G.R. Adams failed to mention in 1972 that there was a flaw to this masterplan. Much of this district was farmland, the border between the West Riding of Yorkshire and Derbyshire, to the south of Hackenthorpe, where most of the townships were planned. All was not lost, because those parts of Derbyshire soon found themselves in a new county.

“Local government reform will create a new South Yorkshire metropolitan county with four constituent districts of Barnsley, Doncaster, Rotherham, and Sheffield. Each of these proud cities (sic) faces similar problems of industrial waste and neglect, substandard housing, and declining industry. Sheffield as the largest centre will have considerable influence.
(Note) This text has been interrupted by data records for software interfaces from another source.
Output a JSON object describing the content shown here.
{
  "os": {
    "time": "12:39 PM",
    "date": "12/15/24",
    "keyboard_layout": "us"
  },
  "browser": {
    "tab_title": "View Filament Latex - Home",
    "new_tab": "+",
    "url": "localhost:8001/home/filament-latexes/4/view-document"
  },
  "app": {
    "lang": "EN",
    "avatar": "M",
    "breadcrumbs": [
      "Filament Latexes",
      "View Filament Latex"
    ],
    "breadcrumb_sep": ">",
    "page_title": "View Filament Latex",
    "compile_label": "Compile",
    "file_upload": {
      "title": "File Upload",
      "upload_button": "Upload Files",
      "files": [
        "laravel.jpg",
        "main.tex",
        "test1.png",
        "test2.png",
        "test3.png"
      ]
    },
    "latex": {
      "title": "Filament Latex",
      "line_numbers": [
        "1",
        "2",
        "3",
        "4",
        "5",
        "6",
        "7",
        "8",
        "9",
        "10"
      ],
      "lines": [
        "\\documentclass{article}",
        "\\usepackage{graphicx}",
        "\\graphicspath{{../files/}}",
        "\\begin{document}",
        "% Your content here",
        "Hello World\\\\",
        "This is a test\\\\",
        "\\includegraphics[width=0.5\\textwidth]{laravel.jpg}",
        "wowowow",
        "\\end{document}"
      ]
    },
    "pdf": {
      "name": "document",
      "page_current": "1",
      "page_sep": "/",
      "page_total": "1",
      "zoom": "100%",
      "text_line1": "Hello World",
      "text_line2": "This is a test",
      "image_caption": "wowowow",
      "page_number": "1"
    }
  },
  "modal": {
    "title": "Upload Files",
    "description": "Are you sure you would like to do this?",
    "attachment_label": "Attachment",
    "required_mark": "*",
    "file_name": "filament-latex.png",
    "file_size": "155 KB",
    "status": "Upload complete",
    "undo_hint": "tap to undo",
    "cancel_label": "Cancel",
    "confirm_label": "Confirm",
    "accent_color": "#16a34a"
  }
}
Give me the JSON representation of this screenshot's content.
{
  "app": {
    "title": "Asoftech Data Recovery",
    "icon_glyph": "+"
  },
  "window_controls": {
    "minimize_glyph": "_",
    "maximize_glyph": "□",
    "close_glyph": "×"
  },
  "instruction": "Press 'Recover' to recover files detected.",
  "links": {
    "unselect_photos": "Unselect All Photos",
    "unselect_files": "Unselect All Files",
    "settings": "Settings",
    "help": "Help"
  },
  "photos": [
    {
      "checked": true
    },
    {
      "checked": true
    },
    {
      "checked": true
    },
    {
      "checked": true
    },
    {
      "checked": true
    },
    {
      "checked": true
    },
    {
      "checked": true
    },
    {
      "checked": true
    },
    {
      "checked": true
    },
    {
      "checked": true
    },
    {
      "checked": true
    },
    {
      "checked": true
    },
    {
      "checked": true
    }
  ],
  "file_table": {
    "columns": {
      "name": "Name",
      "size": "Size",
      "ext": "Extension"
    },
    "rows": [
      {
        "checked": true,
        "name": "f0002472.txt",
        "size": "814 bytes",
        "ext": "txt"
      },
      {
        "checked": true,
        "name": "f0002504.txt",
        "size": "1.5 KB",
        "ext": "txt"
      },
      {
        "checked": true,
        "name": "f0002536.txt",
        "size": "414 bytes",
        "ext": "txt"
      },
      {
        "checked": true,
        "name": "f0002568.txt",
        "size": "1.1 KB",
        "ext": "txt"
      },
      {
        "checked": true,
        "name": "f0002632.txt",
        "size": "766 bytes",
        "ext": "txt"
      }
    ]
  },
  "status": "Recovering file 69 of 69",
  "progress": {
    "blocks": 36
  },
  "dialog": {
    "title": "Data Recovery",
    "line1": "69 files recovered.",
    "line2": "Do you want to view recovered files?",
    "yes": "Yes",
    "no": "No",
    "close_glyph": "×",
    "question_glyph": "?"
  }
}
Yet while preoccupied with Mosborough to the south-east, it must offer cooperation and coordination to the north and may have to divert resources.

“The whole of South Yorkshire is increasingly dominant by the large, nationalised undertakings for coal, steel, rail, gas, and electricity, and larger but fewer organisations concerned with major heavy engineering. The power of decision is moving away from South Yorkshire and the control of its destiny is slipping into other hands.

“While there are great financial advantages in the whole area being designated an intermediate area, it is a blow to the independent spirit of Sheffield that it can no longer stand alone upon its own excellence.

“Perhaps the most difficult task for the city is to avoid being misled by its own pride and to recognise its own deficiencies. It must create a major change in its industrial future and encourage a rich creative diversity in its life and leisure.”

And while there will be critics of Sheffield’s progress over fifty years, it could be said that the city did re-invent itself. With little heavy industry remaining, the emphasis has switched towards leisure, service industries, and something that could never have been envisaged, a digital future.

As we reflect on our city of long ago, we must touch on the astonishing decline of the city centre.

Nobody anticipated that Sheffield, with a city centre full of shops and people, would fall victim to Meadowhall and the internet. Who could have anticipated a city without Cole Brothers, Walsh’s, Cockayne’s, and Paulden’s (which would become Debenhams a year later)?

Sheffield is still changing, perhaps quicker than most other cities, and the two stages of the Heart of the City redevelopment, might be the much-needed catalyst to reinvent the city centre’s future.